Is there something you feel should take place in the world for the sake of your children?
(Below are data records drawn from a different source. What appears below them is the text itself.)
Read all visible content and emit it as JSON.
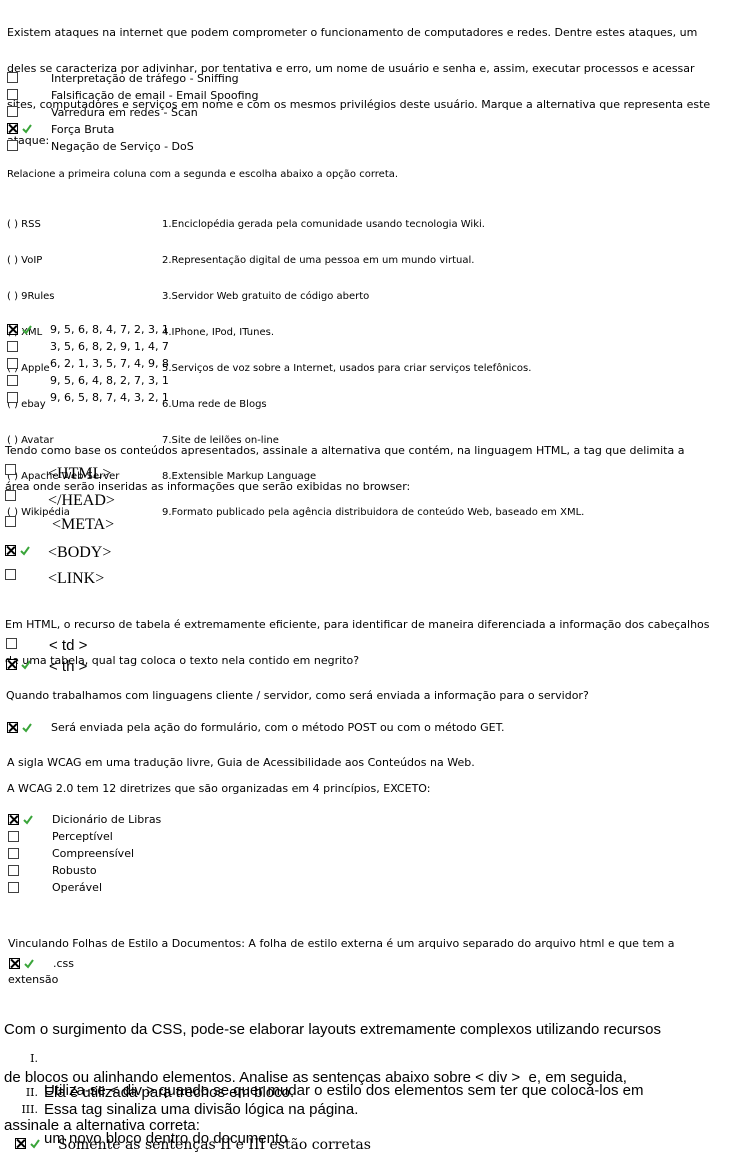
{
  "q1": {
    "prompt": [
      "Existem ataques na internet que podem comprometer o funcionamento de computadores e redes. Dentre estes ataques, um",
      "deles se caracteriza por adivinhar, por tentativa e erro, um nome de usuário e senha e, assim, executar processos e acessar",
      "sites, computadores e serviços em nome e com os mesmos privilégios deste usuário. Marque a alternativa que representa este",
      "ataque:"
    ],
    "options": [
      "Interpretação de tráfego - Sniffing",
      "Falsificação de email - Email Spoofing",
      "Varredura em redes - Scan",
      "Força Bruta",
      "Negação de Serviço - DoS"
    ]
  },
  "q2": {
    "prompt": "Relacione a primeira coluna com a segunda e escolha abaixo a opção correta.",
    "left": [
      "( ) RSS",
      "( ) VoIP",
      "( ) 9Rules",
      "( ) XML",
      "( ) Apple",
      "( ) ebay",
      "( ) Avatar",
      "( ) Apache Web Server",
      "( ) Wikipédia"
    ],
    "right": [
      "1.Enciclopédia gerada pela comunidade usando tecnologia Wiki.",
      "2.Representação digital de uma pessoa em um mundo virtual.",
      "3.Servidor Web gratuito de código aberto",
      "4.IPhone, IPod, ITunes.",
      "5.Serviços de voz sobre a Internet, usados para criar serviços telefônicos.",
      "6.Uma rede de Blogs",
      "7.Site de leilões on-line",
      "8.Extensible Markup Language",
      "9.Formato publicado pela agência distribuidora de conteúdo Web, baseado em XML."
    ],
    "options": [
      "9, 5, 6, 8, 4, 7, 2, 3, 1",
      "3, 5, 6, 8, 2, 9, 1, 4, 7",
      "6, 2, 1, 3, 5, 7, 4, 9, 8",
      "9, 5, 6, 4, 8, 2, 7, 3, 1",
      "9, 6, 5, 8, 7, 4, 3, 2, 1"
    ]
  },
  "q3": {
    "prompt": [
      "Tendo como base os conteúdos apresentados, assinale a alternativa que contém, na linguagem HTML, a tag que delimita a",
      "área onde serão inseridas as informações que serão exibidas no browser:"
    ],
    "options": [
      "<HTML>",
      "</HEAD>",
      "<META>",
      "<BODY>",
      "<LINK>"
    ]
  },
  "q4": {
    "prompt": [
      "Em HTML, o recurso de tabela é extremamente eficiente, para identificar de maneira diferenciada a informação dos cabeçalhos",
      "de uma tabela, qual tag coloca o texto nela contido em negrito?"
    ],
    "options": [
      "< td >",
      "< th >"
    ]
  },
  "q5": {
    "prompt": "Quando trabalhamos com linguagens cliente / servidor, como será enviada a informação para o servidor?",
    "options": [
      "Será enviada pela ação do formulário, com o método POST ou com o método GET."
    ]
  },
  "q6": {
    "intro": "A sigla WCAG em uma tradução livre, Guia de Acessibilidade aos Conteúdos na Web.",
    "prompt": "A WCAG 2.0 tem 12 diretrizes que são organizadas em 4 princípios, EXCETO:",
    "options": [
      "Dicionário de Libras",
      "Perceptível",
      "Compreensível",
      "Robusto",
      "Operável"
    ]
  },
  "q7": {
    "prompt": [
      "Vinculando Folhas de Estilo a Documentos: A folha de estilo externa é um arquivo separado do arquivo html e que tem a",
      "extensão"
    ],
    "options": [
      ".css"
    ]
  },
  "q8": {
    "prompt": [
      "Com o surgimento da CSS, pode-se elaborar layouts extremamente complexos utilizando recursos",
      "de blocos ou alinhando elementos. Analise as sentenças abaixo sobre < div >  e, em seguida,",
      "assinale a alternativa correta:"
    ],
    "statements": [
      {
        "num": "I.",
        "lines": [
          "Utiliza-se < div > quando se quer mudar o estilo dos elementos sem ter que colocá-los em",
          "um novo bloco dentro do documento"
        ]
      },
      {
        "num": "II.",
        "lines": [
          "Ela é utilizada para trechos em bloco."
        ]
      },
      {
        "num": "III.",
        "lines": [
          "Essa tag sinaliza uma divisão lógica na página."
        ]
      }
    ],
    "options": [
      "Somente as sentenças II e III estão corretas"
    ]
  },
  "icons": {
    "checked": "checked-box-icon",
    "unchecked": "empty-box-icon",
    "correct": "green-check-icon"
  },
  "colors": {
    "correct_mark": "#3aa53a"
  }
}
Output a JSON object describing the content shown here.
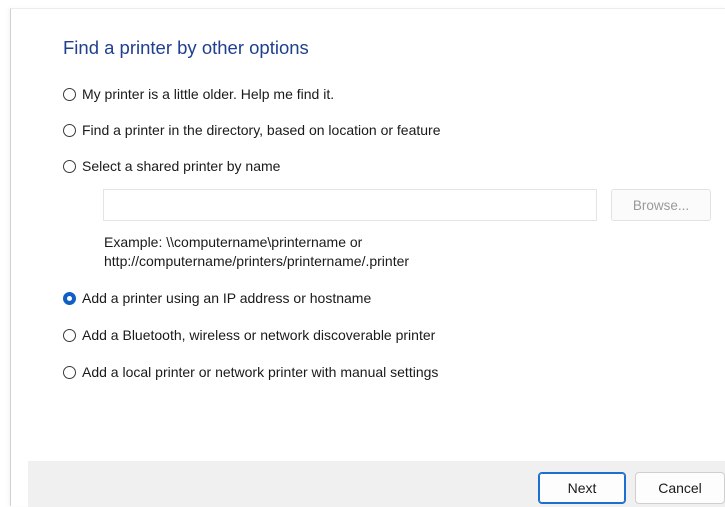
{
  "heading": "Find a printer by other options",
  "options": [
    {
      "label": "My printer is a little older. Help me find it.",
      "checked": false
    },
    {
      "label": "Find a printer in the directory, based on location or feature",
      "checked": false
    },
    {
      "label": "Select a shared printer by name",
      "checked": false
    },
    {
      "label": "Add a printer using an IP address or hostname",
      "checked": true
    },
    {
      "label": "Add a Bluetooth, wireless or network discoverable printer",
      "checked": false
    },
    {
      "label": "Add a local printer or network printer with manual settings",
      "checked": false
    }
  ],
  "shared_printer": {
    "value": "",
    "browse_label": "Browse...",
    "example_line1": "Example: \\\\computername\\printername or",
    "example_line2": "http://computername/printers/printername/.printer"
  },
  "footer": {
    "next_label": "Next",
    "cancel_label": "Cancel"
  },
  "colors": {
    "heading": "#1f3f8f",
    "radio_selected": "#0f5fc7",
    "footer_bg": "#f0f0f0"
  }
}
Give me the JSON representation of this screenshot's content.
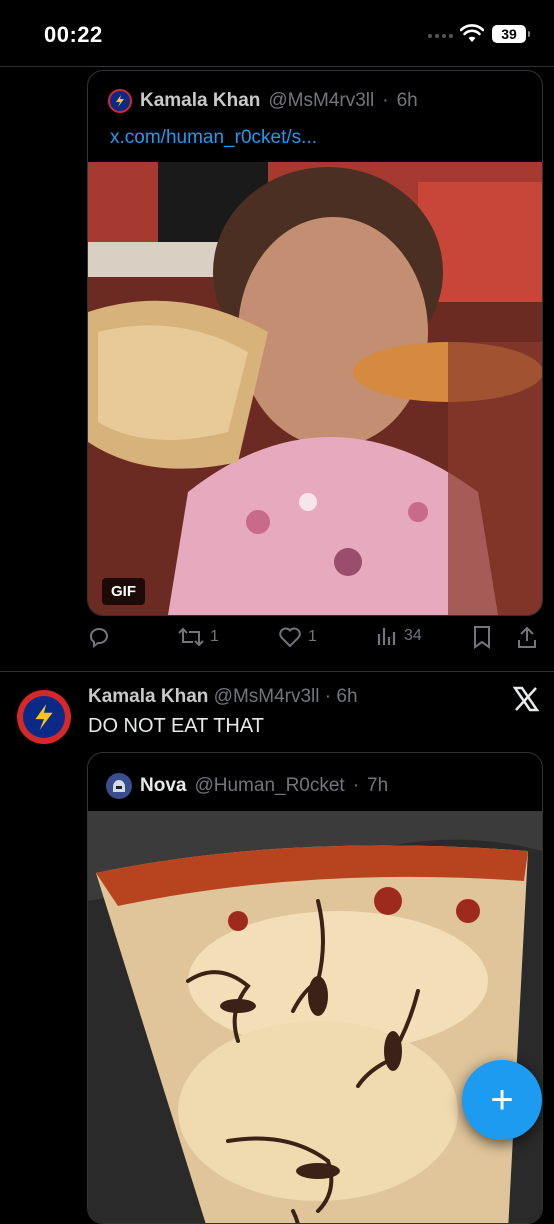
{
  "status_bar": {
    "time": "00:22",
    "battery": "39"
  },
  "quoted_tweet_1": {
    "name": "Kamala Khan",
    "handle": "@MsM4rv3ll",
    "time": "6h",
    "link": "x.com/human_r0cket/s...",
    "media_badge": "GIF"
  },
  "actions": {
    "retweets": "1",
    "likes": "1",
    "views": "34"
  },
  "tweet_2": {
    "name": "Kamala Khan",
    "handle": "@MsM4rv3ll",
    "time": "6h",
    "text": "DO NOT EAT THAT",
    "quote": {
      "name": "Nova",
      "handle": "@Human_R0cket",
      "time": "7h"
    }
  },
  "fab": {
    "label": "+"
  },
  "colors": {
    "accent": "#1d9bf0",
    "background": "#000000",
    "muted": "#71767b",
    "border": "#2f3336"
  }
}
No artist or filmmaker is fully happy. We live with our demons for the rest of our lives. We’re misunderstood. This is how we are. Someone said this before but behind every contented man is a wonderful woman. And it’s my wife Penny who gave me time, understanding and pushed me forward to do all these projects. She is co-director of the festival. Without her I couldn’t find the time. I might as well have been a drunken single man. But she’s the one who keeps the balance. With regard to children, I think we live in a world like the Cold War. For the youngsters, there is something or someone creating this scary, unsettling atmosphere. The media is feeding stories about predators. The point of childhood is to be happy, to be sure. It is not to be scared all the time by whoever scares them. I know there are horrible people out there and horrible governments, but we have to create this platform without continuously drawing their eyes to the dangers. We need to give them plenty of creative environments so they can express themselves. So the more children travel with their parents the more they will learn to socialize and the less we will hate each other. I think there needs to be better educational programmes on television. At the moment, I don’t think there are happy programmes for children to watch. There are a lot of debates with grown ups and a lot of sad people, but there aren’t debates where the children are invited to participate. In fact, I don’t see anything on television where children are considered to have a voice. I don’t know who decides that an adult woman or an adult man is more important or more interesting than a child to talk on the radio. Their voice is completely missing in these programmes.